Muslim Brotherhood Member Denies Group Supports Terrorism
A prominent member of Egypt’s officially-banned Muslim Brotherhood has
denied speculation the growing influence of his group, due to the
ongoing crisis, will create a future haven for terrorists who could
launch attacks on Israel and some Western countries.
Mohammed ElBeltagy, a leading member of the Muslim Brotherhood’s
Guidance Council, told VOA his organization will honor all of Egypt’s
peace treaties, including that of Israel.
“The Muslim Brotherhood is not a terrorist organization; it has no
dealings with the terrorists; (it) has no history of violence of a sort
and we are not calling for a monopoly in the government. We are not
running for (the) presidency. All we are calling for is participation
in the parliament,” ElBeltagy said. “The ultimate goal for the Muslim
Brotherhood is that Egypt becomes a civil country that bases its values
on freedom, liberty, equality, social justice and that all of these
will lead to prosperity for all Egyptians.”
This came after the Egyptian government decided to raise the salaries
of government employees by 15 percent, the latest action in government
attempts to quell anger from protesters calling for the ouster of
beleaguered President Hosni Mubarak.
But, ElBeltagy said the increase, in his words, "is meant to sidestep the demands of the protesters."
“These are maneuvers to get around what is going on here because the
economic rights are not the only rights that the people are asking for.
This is not a revolution of hungry people; this is a revolution for
freedom, democracy and civil liberties,” said ElBeltagy.
“These are promises that we are not sure that government can fulfill
because they haven’t fulfilled previous promises until now. What we are
asking for is not just economic prosperity, but civil rights, equality,
freedom, justice and freedom of speech and freedom of election. So,
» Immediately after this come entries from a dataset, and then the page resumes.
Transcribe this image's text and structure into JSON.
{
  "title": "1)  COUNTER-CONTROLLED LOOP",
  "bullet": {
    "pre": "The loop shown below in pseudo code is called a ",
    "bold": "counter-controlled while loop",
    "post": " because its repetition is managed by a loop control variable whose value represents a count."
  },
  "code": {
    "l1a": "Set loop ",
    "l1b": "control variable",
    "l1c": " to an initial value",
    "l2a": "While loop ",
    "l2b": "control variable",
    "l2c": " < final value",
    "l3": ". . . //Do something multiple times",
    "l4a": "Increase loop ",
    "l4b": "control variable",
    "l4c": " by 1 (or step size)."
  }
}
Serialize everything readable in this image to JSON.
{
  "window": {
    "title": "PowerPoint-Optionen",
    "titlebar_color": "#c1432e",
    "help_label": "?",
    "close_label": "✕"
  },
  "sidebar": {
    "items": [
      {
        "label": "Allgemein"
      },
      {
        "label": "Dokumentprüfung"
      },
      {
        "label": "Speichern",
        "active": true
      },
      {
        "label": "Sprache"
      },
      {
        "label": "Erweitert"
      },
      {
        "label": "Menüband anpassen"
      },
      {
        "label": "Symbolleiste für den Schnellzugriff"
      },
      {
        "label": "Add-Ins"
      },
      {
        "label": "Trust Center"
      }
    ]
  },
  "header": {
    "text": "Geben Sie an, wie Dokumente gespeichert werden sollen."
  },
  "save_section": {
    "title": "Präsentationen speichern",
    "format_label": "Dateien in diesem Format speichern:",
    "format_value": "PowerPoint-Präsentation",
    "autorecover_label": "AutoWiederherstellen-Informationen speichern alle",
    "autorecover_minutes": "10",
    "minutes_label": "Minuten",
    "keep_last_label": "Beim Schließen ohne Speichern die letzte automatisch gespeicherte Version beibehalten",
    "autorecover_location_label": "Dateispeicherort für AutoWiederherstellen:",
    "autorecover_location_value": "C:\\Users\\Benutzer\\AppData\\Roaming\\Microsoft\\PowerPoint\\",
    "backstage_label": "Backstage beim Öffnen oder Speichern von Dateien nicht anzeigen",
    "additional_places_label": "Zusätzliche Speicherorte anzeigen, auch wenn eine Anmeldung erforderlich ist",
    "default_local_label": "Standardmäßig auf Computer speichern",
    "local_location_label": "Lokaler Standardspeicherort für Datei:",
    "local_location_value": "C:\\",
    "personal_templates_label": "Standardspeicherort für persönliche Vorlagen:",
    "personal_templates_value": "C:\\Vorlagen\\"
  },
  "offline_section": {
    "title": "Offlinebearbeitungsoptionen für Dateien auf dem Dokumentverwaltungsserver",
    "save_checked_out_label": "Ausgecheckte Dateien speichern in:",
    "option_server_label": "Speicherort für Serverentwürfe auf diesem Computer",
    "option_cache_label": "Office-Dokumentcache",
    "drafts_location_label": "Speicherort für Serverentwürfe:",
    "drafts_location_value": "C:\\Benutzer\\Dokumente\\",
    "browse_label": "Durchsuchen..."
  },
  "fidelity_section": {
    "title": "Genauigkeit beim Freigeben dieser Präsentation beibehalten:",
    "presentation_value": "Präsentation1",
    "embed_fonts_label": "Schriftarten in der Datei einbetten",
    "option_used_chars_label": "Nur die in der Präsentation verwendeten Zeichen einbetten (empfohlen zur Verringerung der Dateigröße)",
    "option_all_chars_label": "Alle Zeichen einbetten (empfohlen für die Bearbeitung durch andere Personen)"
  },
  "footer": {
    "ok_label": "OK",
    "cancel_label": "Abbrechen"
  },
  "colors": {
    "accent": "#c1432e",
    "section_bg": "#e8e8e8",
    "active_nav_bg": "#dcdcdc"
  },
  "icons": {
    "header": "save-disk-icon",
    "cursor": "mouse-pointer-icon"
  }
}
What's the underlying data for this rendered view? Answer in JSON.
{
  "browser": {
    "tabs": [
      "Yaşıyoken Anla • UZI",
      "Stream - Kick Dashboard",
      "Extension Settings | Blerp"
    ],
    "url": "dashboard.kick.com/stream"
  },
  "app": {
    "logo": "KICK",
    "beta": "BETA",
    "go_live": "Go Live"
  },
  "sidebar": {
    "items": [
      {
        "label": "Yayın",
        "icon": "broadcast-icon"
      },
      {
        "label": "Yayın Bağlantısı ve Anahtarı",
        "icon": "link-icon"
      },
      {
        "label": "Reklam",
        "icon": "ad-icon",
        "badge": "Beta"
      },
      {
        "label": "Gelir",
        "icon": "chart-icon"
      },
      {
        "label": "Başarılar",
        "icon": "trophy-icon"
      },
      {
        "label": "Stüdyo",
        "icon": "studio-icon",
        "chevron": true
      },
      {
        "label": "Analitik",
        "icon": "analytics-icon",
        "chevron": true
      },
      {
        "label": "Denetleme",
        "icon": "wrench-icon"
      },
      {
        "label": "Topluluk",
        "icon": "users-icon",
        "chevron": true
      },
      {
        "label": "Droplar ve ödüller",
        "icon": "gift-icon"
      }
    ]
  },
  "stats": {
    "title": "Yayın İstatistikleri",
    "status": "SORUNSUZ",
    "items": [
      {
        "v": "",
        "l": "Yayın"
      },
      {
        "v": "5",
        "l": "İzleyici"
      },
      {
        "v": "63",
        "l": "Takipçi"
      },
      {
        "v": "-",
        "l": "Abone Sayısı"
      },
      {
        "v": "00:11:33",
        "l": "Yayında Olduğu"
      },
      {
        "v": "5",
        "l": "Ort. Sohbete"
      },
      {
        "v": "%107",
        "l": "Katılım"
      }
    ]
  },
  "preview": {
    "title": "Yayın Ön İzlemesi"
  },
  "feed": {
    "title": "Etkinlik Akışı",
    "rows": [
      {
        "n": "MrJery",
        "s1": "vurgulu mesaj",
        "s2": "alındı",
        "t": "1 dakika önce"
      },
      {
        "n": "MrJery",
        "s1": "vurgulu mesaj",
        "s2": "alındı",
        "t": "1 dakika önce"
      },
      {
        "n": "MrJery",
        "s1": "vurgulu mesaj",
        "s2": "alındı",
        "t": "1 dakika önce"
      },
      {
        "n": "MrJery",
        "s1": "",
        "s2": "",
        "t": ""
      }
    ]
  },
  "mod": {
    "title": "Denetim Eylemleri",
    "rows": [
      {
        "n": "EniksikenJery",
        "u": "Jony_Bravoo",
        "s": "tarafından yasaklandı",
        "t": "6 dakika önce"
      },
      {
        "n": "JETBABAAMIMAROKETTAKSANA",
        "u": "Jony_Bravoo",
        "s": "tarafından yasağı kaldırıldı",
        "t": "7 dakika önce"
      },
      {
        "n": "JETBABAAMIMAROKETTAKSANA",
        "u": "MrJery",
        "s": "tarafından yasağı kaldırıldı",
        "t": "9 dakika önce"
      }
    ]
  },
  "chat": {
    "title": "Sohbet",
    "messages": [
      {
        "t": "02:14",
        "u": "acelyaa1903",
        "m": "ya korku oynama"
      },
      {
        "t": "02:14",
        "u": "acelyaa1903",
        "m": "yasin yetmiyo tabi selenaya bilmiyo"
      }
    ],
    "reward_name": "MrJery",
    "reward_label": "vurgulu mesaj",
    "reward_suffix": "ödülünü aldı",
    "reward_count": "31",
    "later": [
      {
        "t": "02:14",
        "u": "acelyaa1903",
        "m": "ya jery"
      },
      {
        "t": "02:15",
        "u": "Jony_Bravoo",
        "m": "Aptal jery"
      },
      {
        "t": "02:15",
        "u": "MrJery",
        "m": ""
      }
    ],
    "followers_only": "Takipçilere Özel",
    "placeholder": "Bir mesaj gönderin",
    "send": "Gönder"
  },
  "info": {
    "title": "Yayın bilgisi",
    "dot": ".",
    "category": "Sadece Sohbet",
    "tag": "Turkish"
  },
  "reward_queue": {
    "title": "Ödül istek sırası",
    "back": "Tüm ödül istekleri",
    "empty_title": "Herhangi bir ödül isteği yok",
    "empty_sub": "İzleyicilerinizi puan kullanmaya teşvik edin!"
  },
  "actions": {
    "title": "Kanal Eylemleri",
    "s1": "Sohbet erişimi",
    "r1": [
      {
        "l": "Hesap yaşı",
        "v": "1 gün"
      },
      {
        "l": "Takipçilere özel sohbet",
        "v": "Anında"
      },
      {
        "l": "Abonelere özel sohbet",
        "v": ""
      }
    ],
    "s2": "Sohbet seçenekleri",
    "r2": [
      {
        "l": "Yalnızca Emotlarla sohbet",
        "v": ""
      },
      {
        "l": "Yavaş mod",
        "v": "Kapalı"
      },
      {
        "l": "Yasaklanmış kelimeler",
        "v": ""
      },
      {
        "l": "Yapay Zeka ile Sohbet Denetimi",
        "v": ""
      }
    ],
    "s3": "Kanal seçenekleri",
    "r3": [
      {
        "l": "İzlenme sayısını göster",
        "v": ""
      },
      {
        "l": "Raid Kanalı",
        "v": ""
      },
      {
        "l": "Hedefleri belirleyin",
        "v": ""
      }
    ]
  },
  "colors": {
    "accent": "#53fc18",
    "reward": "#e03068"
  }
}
it’s not just all about economics.”
ElBeltagy also said his group will not break the country’s peace treaties with other nations.
“The Muslim Brotherhood will honor all the peace treaties that Egypt
has signed and we will not change anything. I do emphasize again that
the Muslim Brotherhood will honor and respect all those treaties that
were signed with any country in the world,” ElBeltagy said.
Meanwhile, thousands of Egyptian opposition activists occupied Cairo's
Tahrir square for a 14th day Monday. Some protesters have planted
tents in the square vowing to remain until Mr. Mubarak quits the post
he has held for almost 30 years.
U.S. President Barack Obama said Egypt is "making progress" on the
negotiating path between the government and opposition leaders.
Mr. Obama made the statement in Washington Monday, a day after Egypt's
vice president met with a range of opposition groups in a bid to defuse
two weeks of anti-government demonstrations.